Al Darsi goes on to promise that the “infidels” will be defeated in Libya. “We will purge this land, with Allah’s permission, from your desecration until the flag of [monotheism] flutters throughout Libya and until the law of Allah rules this land. The days stand between us, remember this phrase, and you will see with Allah, almighty’s permission.”
The video does not explain who al Darsi is, but he appears to be the same jihadist who was exchanged for a Jordanian ambassador earlier this year.
On April 15, Fawaz al Etan, Jordan’s ambassador to Libya, was kidnapped at gunpoint in Tripoli. Just one week later, Jordan released a jihadist named Mohammed al Darsi from prison. Etan was subsequently freed and returned home in May.

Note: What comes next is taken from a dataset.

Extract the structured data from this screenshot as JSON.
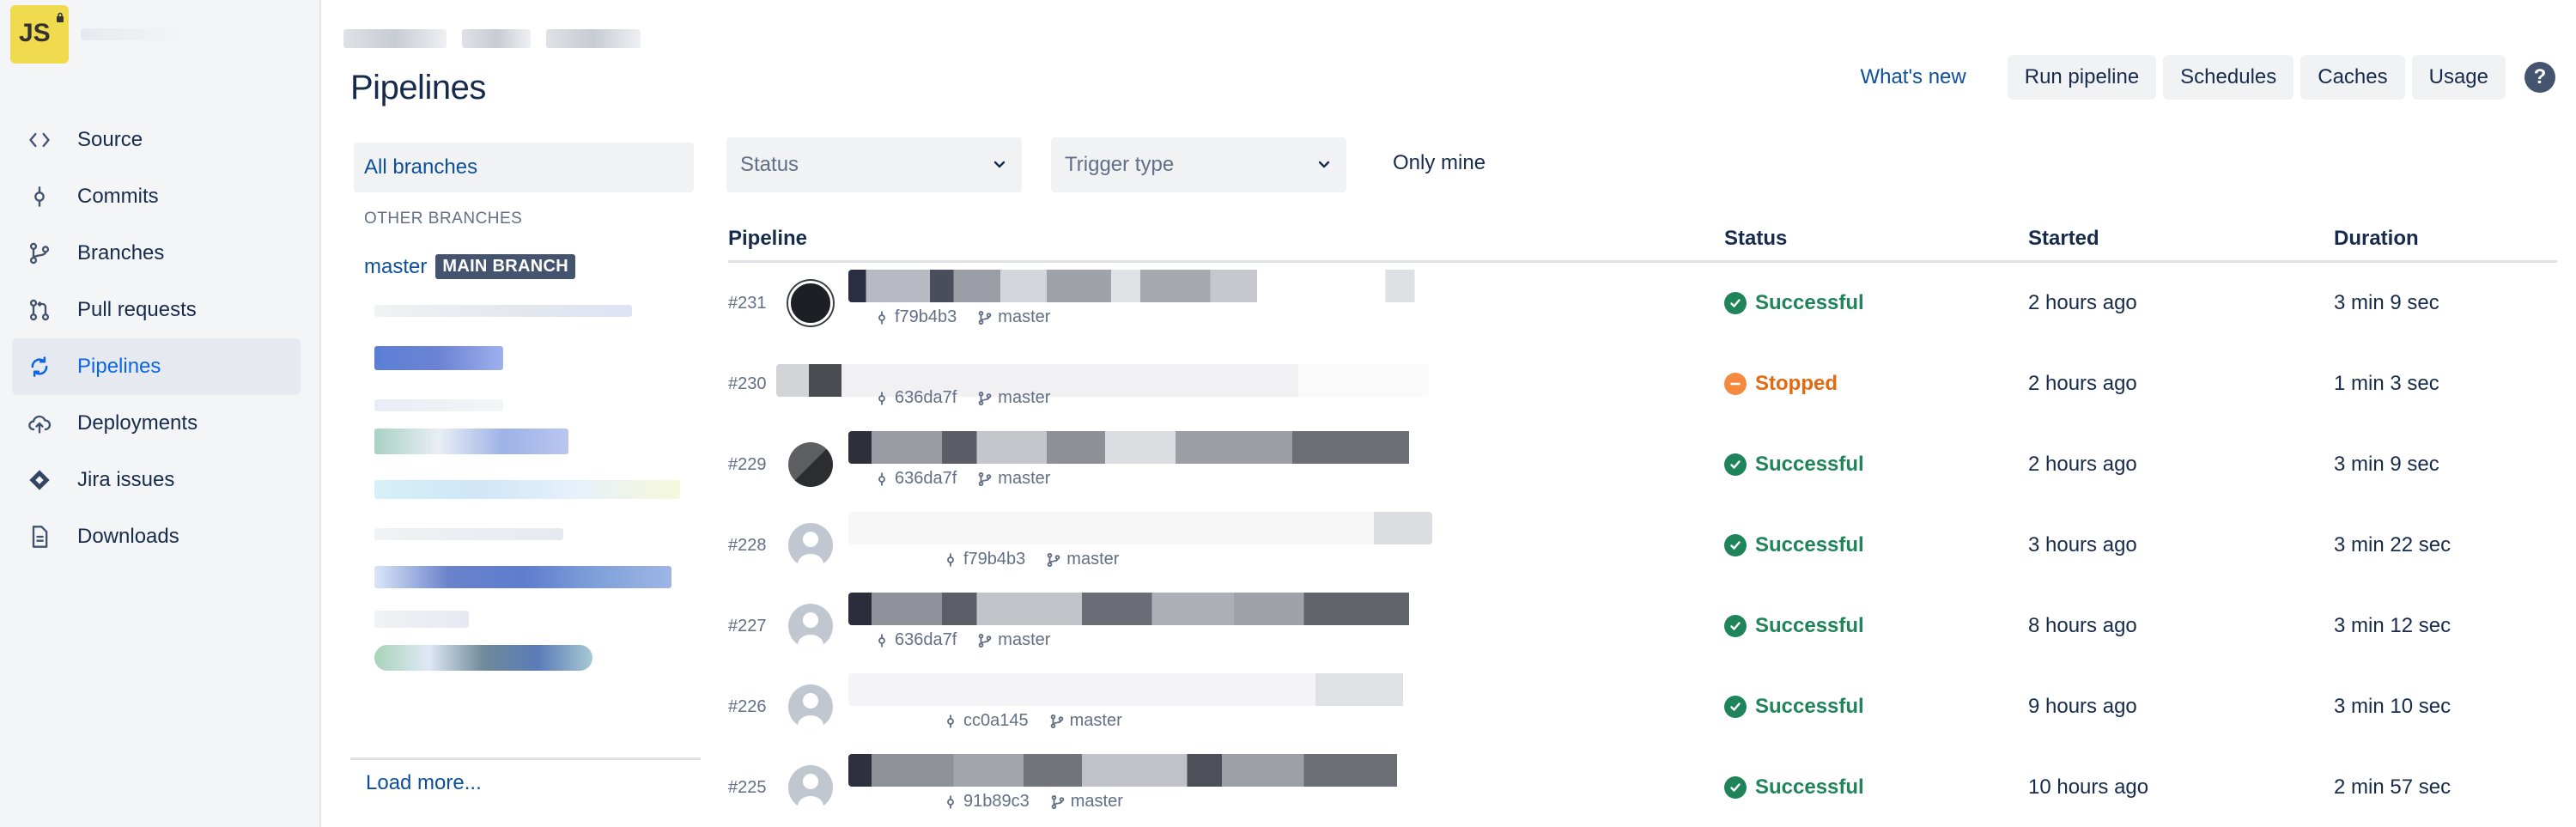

Al Darsi was detained in 2006 and charged with plotting to attack Western tourists at the Queen Alia International Airport. In April 2007, along with four of his alleged co-conspirators, al Darsi was sentenced to life in prison by a Jordanian court. A sixth defendant had his sentence commuted to 15 years.
A leaked State Department cable, dated April 26, 2007, recounts details from the sentencing proceeding. As the verdicts were read out loud, according to the cable, the defendants yelled “God is great.” They continued: “We’re not afraid of your judgment – we won’t surrender. Our holy battle will continue until martyrdom.”

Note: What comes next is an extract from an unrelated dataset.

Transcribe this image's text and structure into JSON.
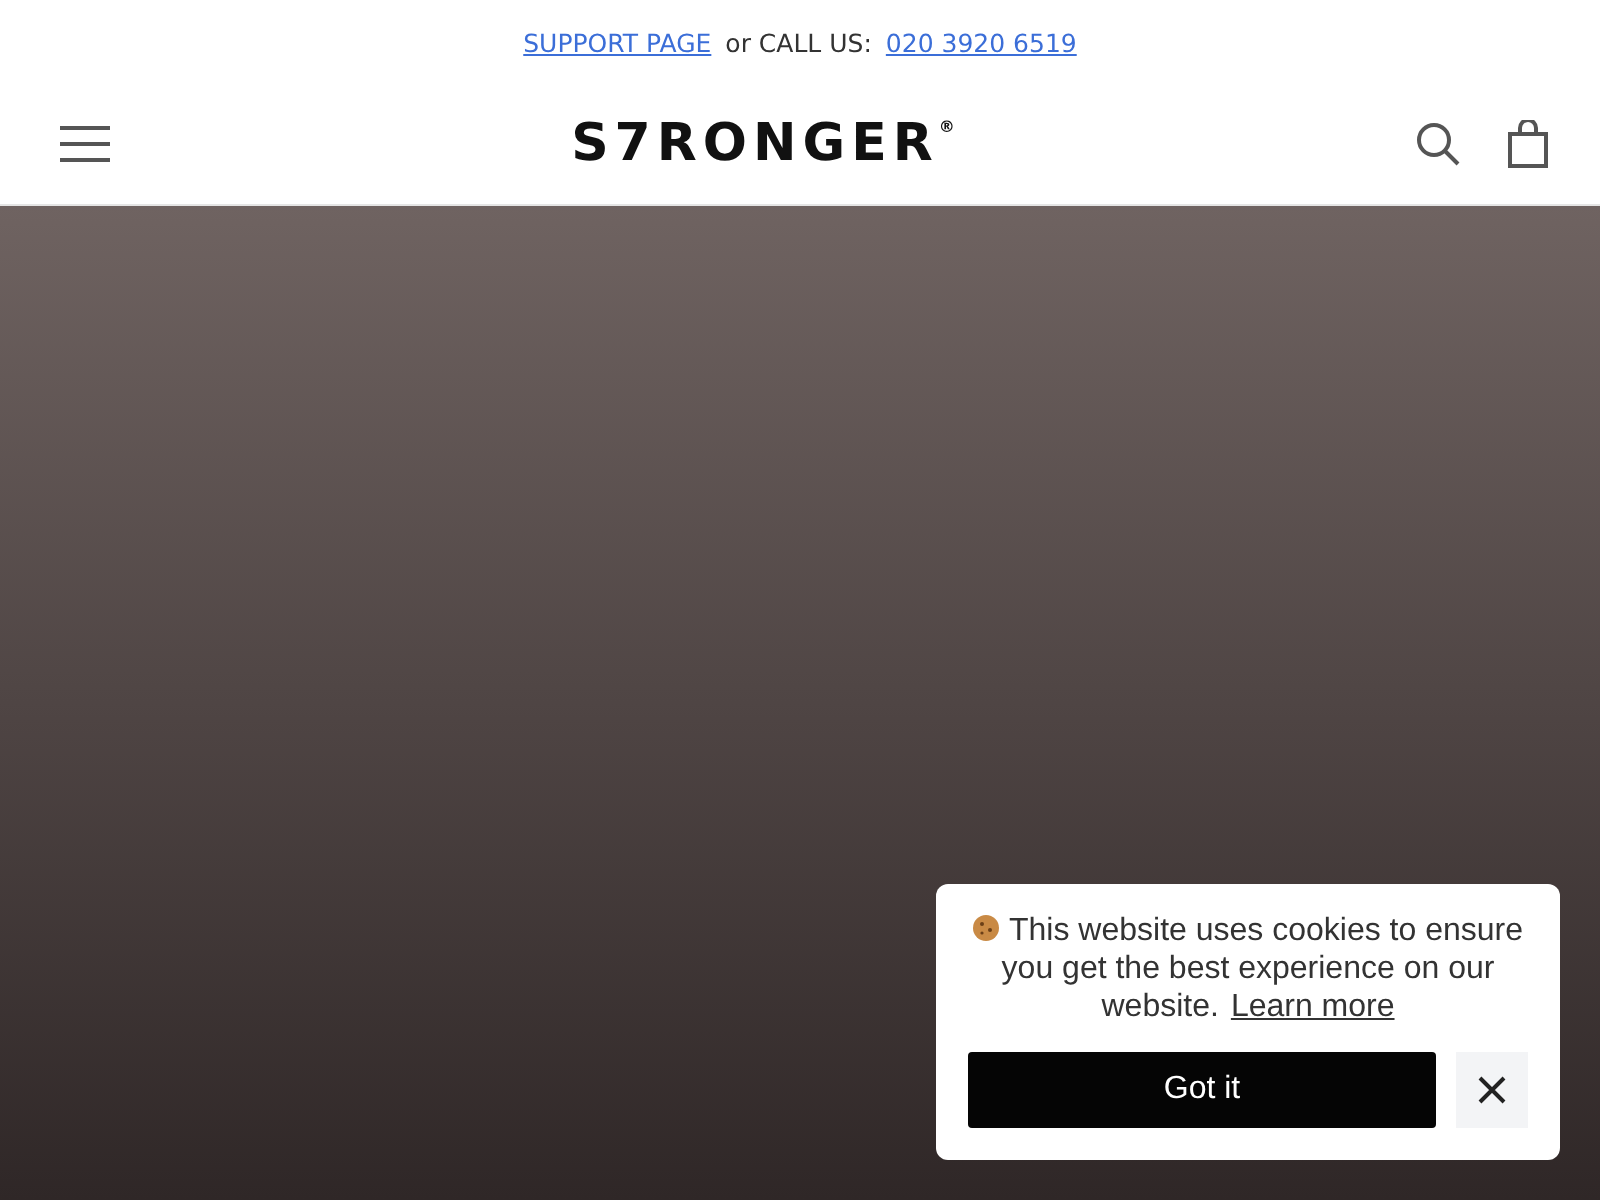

Some of the convicted jihadists “allegedly told authorities that Al Qaeda in Iraq wanted to claim responsibility for the foiled attack,” the US Embassy in Amman reported.
In its Country Reports on Terrorism for both 2006 and 2007, the State Department referred to al Darsi’s plot against the Queen Alia International Airport as being “al Qaeda-linked.” The 2007 report adds that “hotels in Aqaba and the Dead Sea” were also going to be targeted.
Still more details were reported by The New York Times in a piece (“Militants Widen Reach as Terror Seeps Out of Iraq“) published on May 28, 2007.
Al Darsi was imprisoned in Libya for “militant activities” but he was released in early 2006. According to the Times, al Darsi “had one goal: killing Americans in Iraq.” He contacted an online recruiter, who arranged to meet him in Damascus, Syria. But instead of waging jihad in Iraq, al Darsi was repurposed to take part in the plot in Jordan.
“A team of militants from Iraq had traveled to Jordan, where they were preparing attacks on Americans and Jews, [al] Darsi said the recruiter told him,” according to the Times. (The State Department has said the cell included “Iraqi, Libyan, and Saudi suspects.”) The recruiter asked al Darsi if he would join the jihadists and “blow himself up in a crowd of tourists at Queen Alia Airport in Amman.” Al Darsi confessed to Jordanian authorities that he agreed to the suicide operation.
Like the leaked State Department cable, the Times account features quotes from the 2007 sentencing hearing in Jordan, including quotes attributed directly to Al Darsi. “God is great!” al Darsi first shouted. And as he was about to be led away, al Darsi said, “I came here to fight against Zionists and occupiers.”
The Long War Journal cannot independently verify that the Mohammed al Darsi shown in the Ansar al Sharia video is the same man exchanged for the Jordanian ambassador, but it appears to be the same jihadist. The video footage of al Darsi shows a man who looks very similar to the terrorist convicted in 2007 and ultimately released.
Therefore, the latest Ansar al Sharia video underscores the longstanding ties between North Africa and the jihad in Iraq. Both al Darsi and Ben Hamid have links to Iraq. Ben Hamid reportedly fought in Iraq, presumably for al Qaeda, before returning to Libya to take part in the revolution.
*Oren Adaki, an Arabic language specialist and research associate at the Foundation for Defense of Democracies, contributed to this article.
Are you a dedicated reader of FDD's Long War Journal? Has our research benefitted you or your team over the years? Support our independent reporting and analysis today by considering a one-time or monthly donation. Thanks for reading! You can make a tax-deductible donation here.